**Task details:** Restate the entries below exactly, and keep all images out of the answer.

Stored dataset items
= = = =

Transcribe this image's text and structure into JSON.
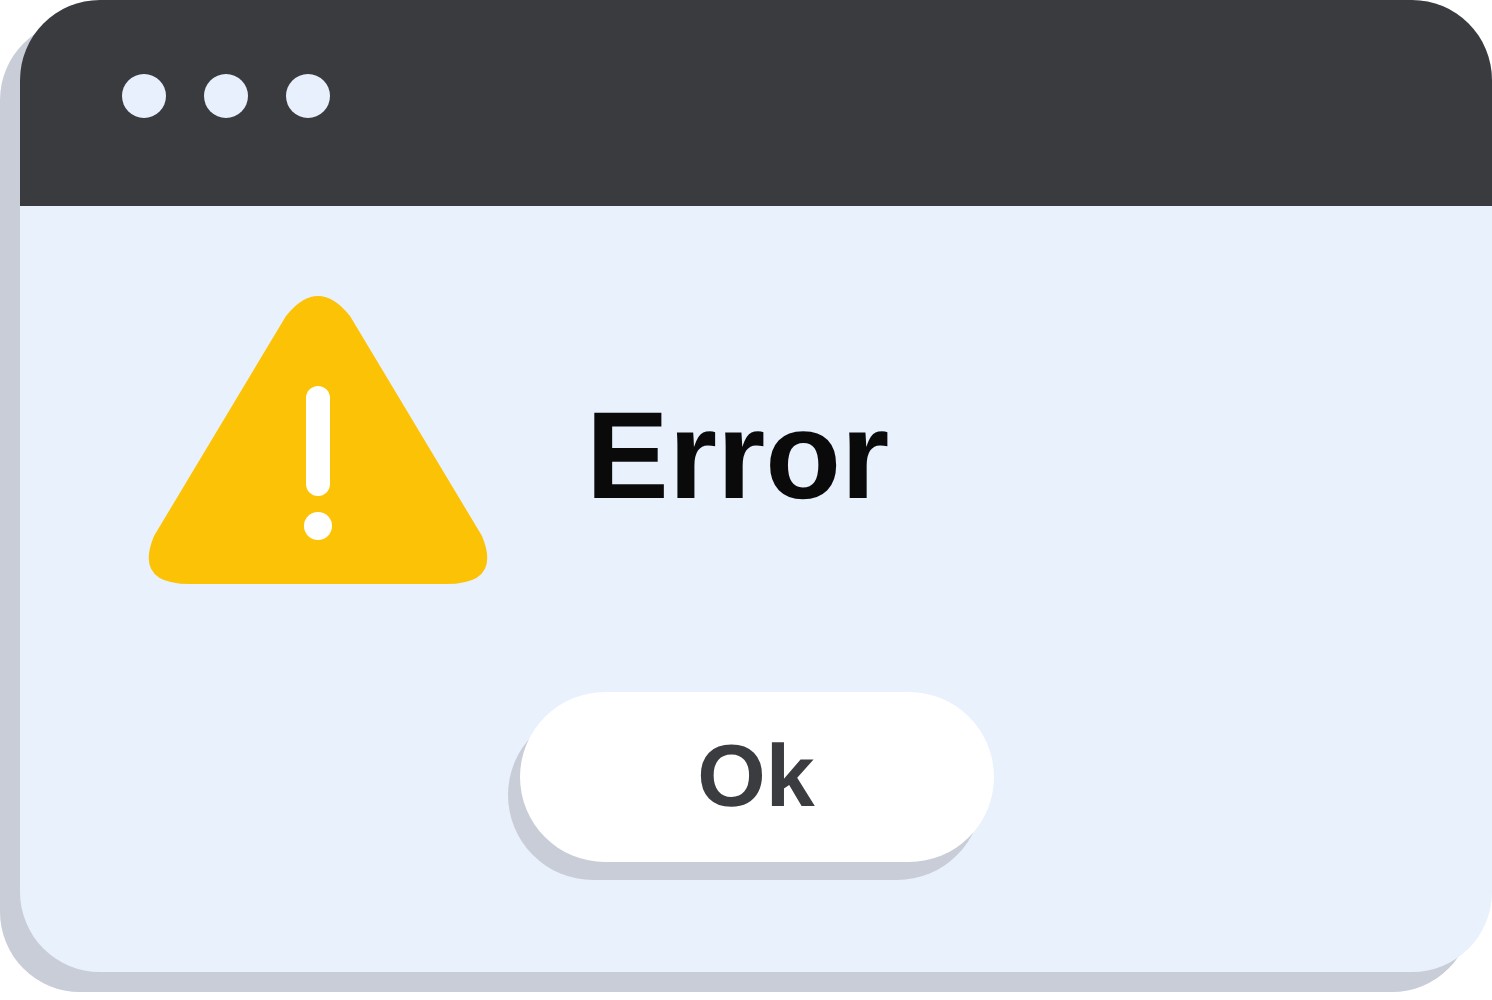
{
  "dialog": {
    "message": "Error"
  },
  "buttons": [
    {
      "label": "Ok"
    }
  ]
}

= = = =

**Response to this task:**
Transcribe this image's text and structure into JSON.
{
  "dialog": {
    "message": "Error"
  },
  "buttons": [
    {
      "label": "Ok"
    }
  ]
}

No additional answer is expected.